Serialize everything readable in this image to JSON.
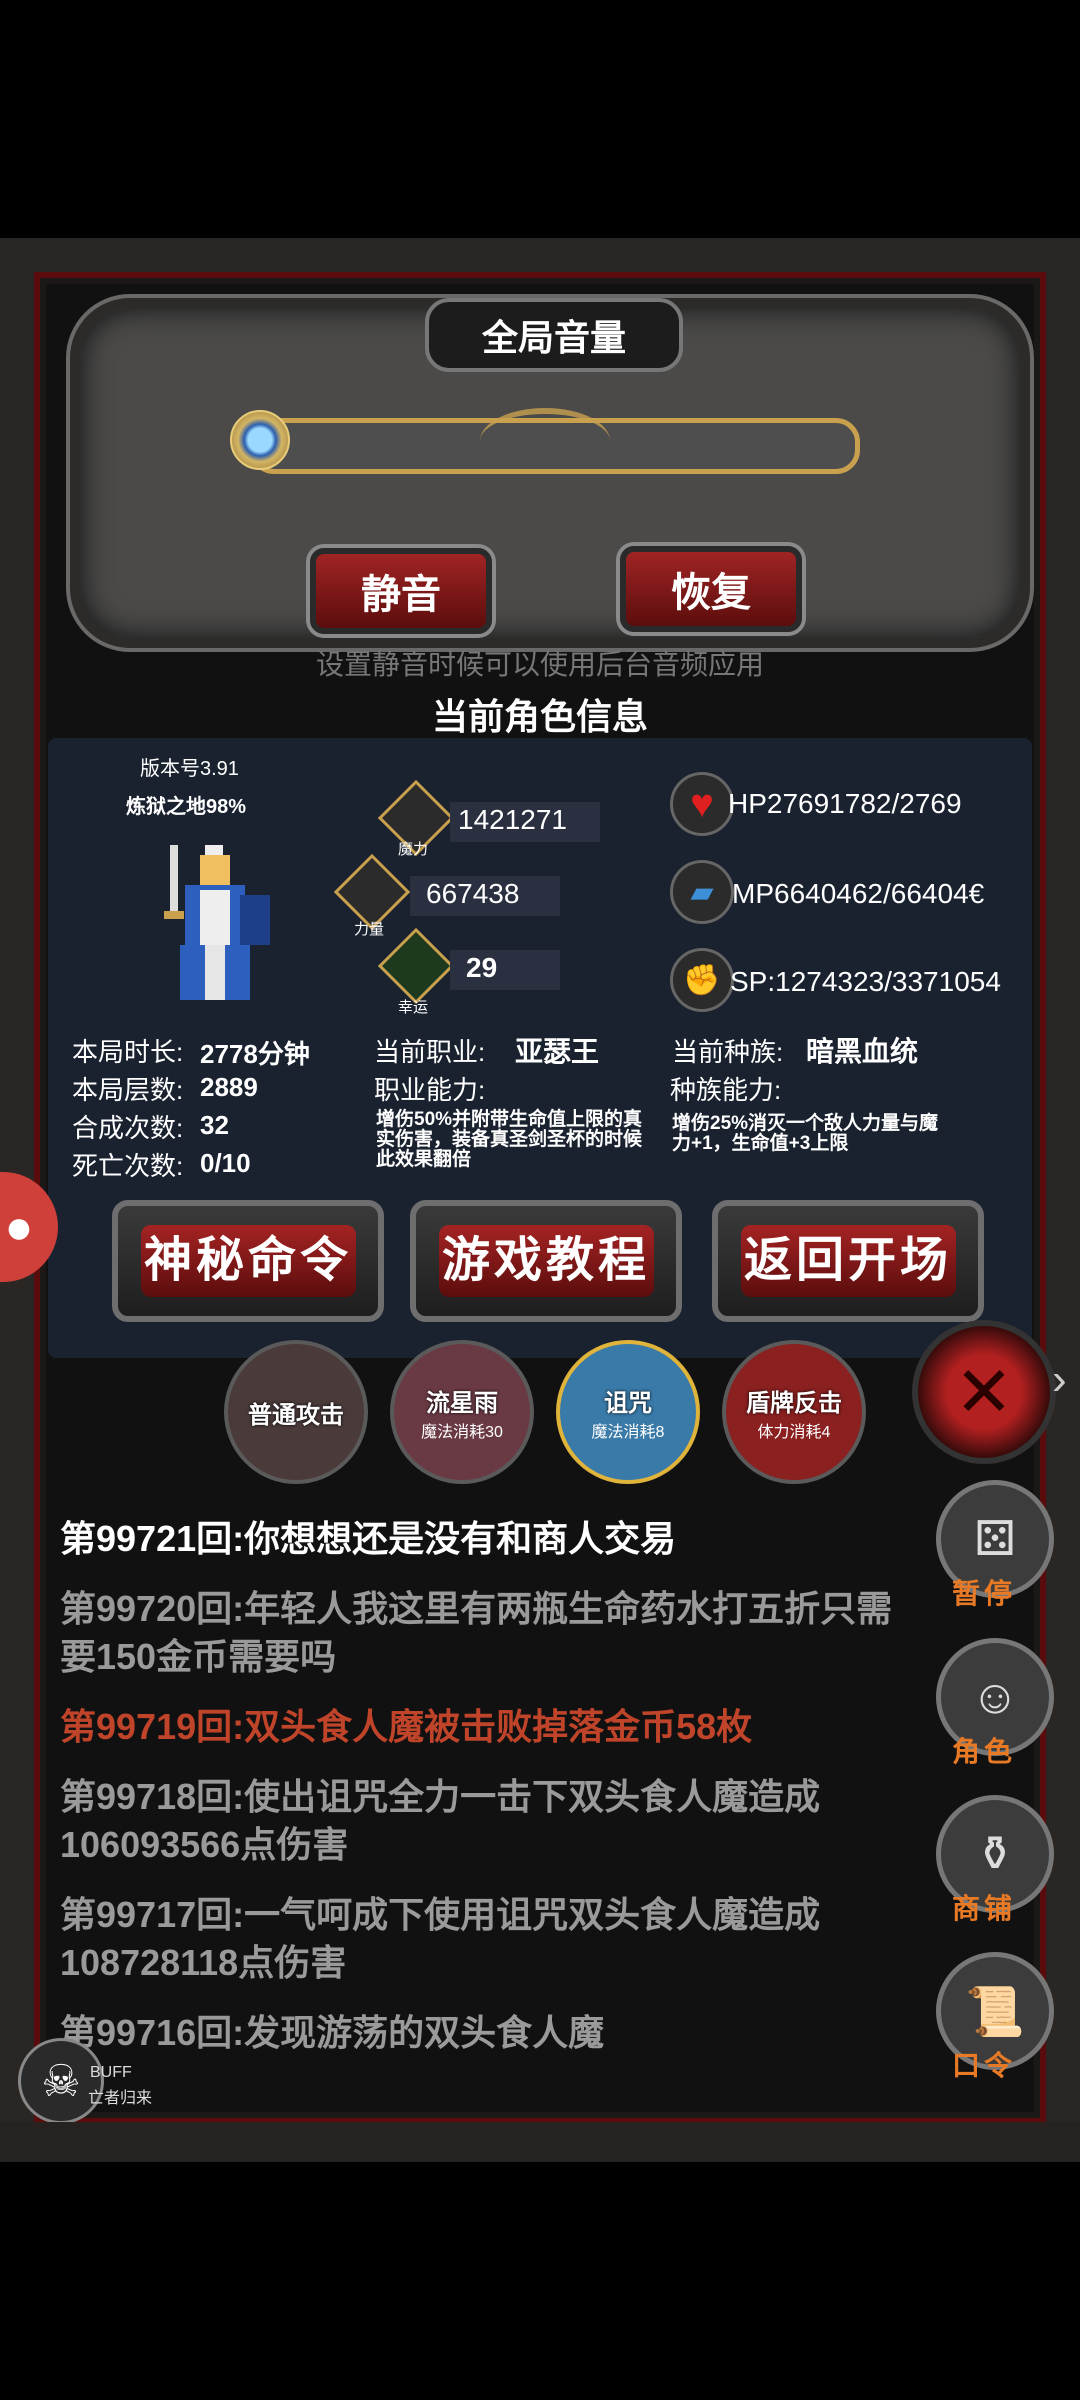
{
  "volume": {
    "title": "全局音量",
    "mute_label": "静音",
    "restore_label": "恢复",
    "note": "设置静音时候可以使用后台音频应用",
    "level_fraction": 0.0
  },
  "character": {
    "header": "当前角色信息",
    "version": "版本号3.91",
    "realm": "炼狱之地98%",
    "magic_value": "1421271",
    "magic_label": "魔力",
    "power_value": "667438",
    "power_label": "力量",
    "luck_value": "29",
    "luck_label": "幸运",
    "hp": "HP27691782/2769",
    "mp": "MP6640462/66404€",
    "sp": "SP:1274323/3371054",
    "duration_label": "本局时长:",
    "duration_value": "2778分钟",
    "floors_label": "本局层数:",
    "floors_value": "2889",
    "synth_label": "合成次数:",
    "synth_value": "32",
    "death_label": "死亡次数:",
    "death_value": "0/10",
    "class_label": "当前职业:",
    "class_value": "亚瑟王",
    "class_ability_label": "职业能力:",
    "class_ability_desc": "增伤50%并附带生命值上限的真实伤害，装备真圣剑圣杯的时候此效果翻倍",
    "race_label": "当前种族:",
    "race_value": "暗黑血统",
    "race_ability_label": "种族能力:",
    "race_ability_desc": "增伤25%消灭一个敌人力量与魔力+1，生命值+3上限"
  },
  "menu": {
    "secret_cmd": "神秘命令",
    "tutorial": "游戏教程",
    "return_start": "返回开场"
  },
  "skills": [
    {
      "name": "普通攻击",
      "cost": ""
    },
    {
      "name": "流星雨",
      "cost": "魔法消耗30"
    },
    {
      "name": "诅咒",
      "cost": "魔法消耗8"
    },
    {
      "name": "盾牌反击",
      "cost": "体力消耗4"
    }
  ],
  "log": [
    {
      "text": "第99721回:你想想还是没有和商人交易",
      "color": "#ffffff"
    },
    {
      "text": "第99720回:年轻人我这里有两瓶生命药水打五折只需要150金币需要吗",
      "color": "#9a9a9a"
    },
    {
      "text": "第99719回:双头食人魔被击败掉落金币58枚",
      "color": "#c0442a"
    },
    {
      "text": "第99718回:使出诅咒全力一击下双头食人魔造成106093566点伤害",
      "color": "#9a9a9a"
    },
    {
      "text": "第99717回:一气呵成下使用诅咒双头食人魔造成108728118点伤害",
      "color": "#9a9a9a"
    },
    {
      "text": "第99716回:发现游荡的双头食人魔",
      "color": "#9a9a9a"
    }
  ],
  "side_menu": {
    "pause": "暂停",
    "role": "角色",
    "shop": "商铺",
    "command": "口令"
  },
  "buff": {
    "label": "BUFF",
    "sub": "亡者归来"
  },
  "colors": {
    "accent_red": "#a52323",
    "gold": "#c9a14e",
    "log_highlight": "#c0442a",
    "side_label": "#e87a26"
  }
}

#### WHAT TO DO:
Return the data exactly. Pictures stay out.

#### EXPECTED ANSWER:
Serialize everything readable in this image to JSON.
{
  "volume": {
    "title": "全局音量",
    "mute_label": "静音",
    "restore_label": "恢复",
    "note": "设置静音时候可以使用后台音频应用",
    "level_fraction": 0.0
  },
  "character": {
    "header": "当前角色信息",
    "version": "版本号3.91",
    "realm": "炼狱之地98%",
    "magic_value": "1421271",
    "magic_label": "魔力",
    "power_value": "667438",
    "power_label": "力量",
    "luck_value": "29",
    "luck_label": "幸运",
    "hp": "HP27691782/2769",
    "mp": "MP6640462/66404€",
    "sp": "SP:1274323/3371054",
    "duration_label": "本局时长:",
    "duration_value": "2778分钟",
    "floors_label": "本局层数:",
    "floors_value": "2889",
    "synth_label": "合成次数:",
    "synth_value": "32",
    "death_label": "死亡次数:",
    "death_value": "0/10",
    "class_label": "当前职业:",
    "class_value": "亚瑟王",
    "class_ability_label": "职业能力:",
    "class_ability_desc": "增伤50%并附带生命值上限的真实伤害，装备真圣剑圣杯的时候此效果翻倍",
    "race_label": "当前种族:",
    "race_value": "暗黑血统",
    "race_ability_label": "种族能力:",
    "race_ability_desc": "增伤25%消灭一个敌人力量与魔力+1，生命值+3上限"
  },
  "menu": {
    "secret_cmd": "神秘命令",
    "tutorial": "游戏教程",
    "return_start": "返回开场"
  },
  "skills": [
    {
      "name": "普通攻击",
      "cost": ""
    },
    {
      "name": "流星雨",
      "cost": "魔法消耗30"
    },
    {
      "name": "诅咒",
      "cost": "魔法消耗8"
    },
    {
      "name": "盾牌反击",
      "cost": "体力消耗4"
    }
  ],
  "log": [
    {
      "text": "第99721回:你想想还是没有和商人交易",
      "color": "#ffffff"
    },
    {
      "text": "第99720回:年轻人我这里有两瓶生命药水打五折只需要150金币需要吗",
      "color": "#9a9a9a"
    },
    {
      "text": "第99719回:双头食人魔被击败掉落金币58枚",
      "color": "#c0442a"
    },
    {
      "text": "第99718回:使出诅咒全力一击下双头食人魔造成106093566点伤害",
      "color": "#9a9a9a"
    },
    {
      "text": "第99717回:一气呵成下使用诅咒双头食人魔造成108728118点伤害",
      "color": "#9a9a9a"
    },
    {
      "text": "第99716回:发现游荡的双头食人魔",
      "color": "#9a9a9a"
    }
  ],
  "side_menu": {
    "pause": "暂停",
    "role": "角色",
    "shop": "商铺",
    "command": "口令"
  },
  "buff": {
    "label": "BUFF",
    "sub": "亡者归来"
  },
  "colors": {
    "accent_red": "#a52323",
    "gold": "#c9a14e",
    "log_highlight": "#c0442a",
    "side_label": "#e87a26"
  }
}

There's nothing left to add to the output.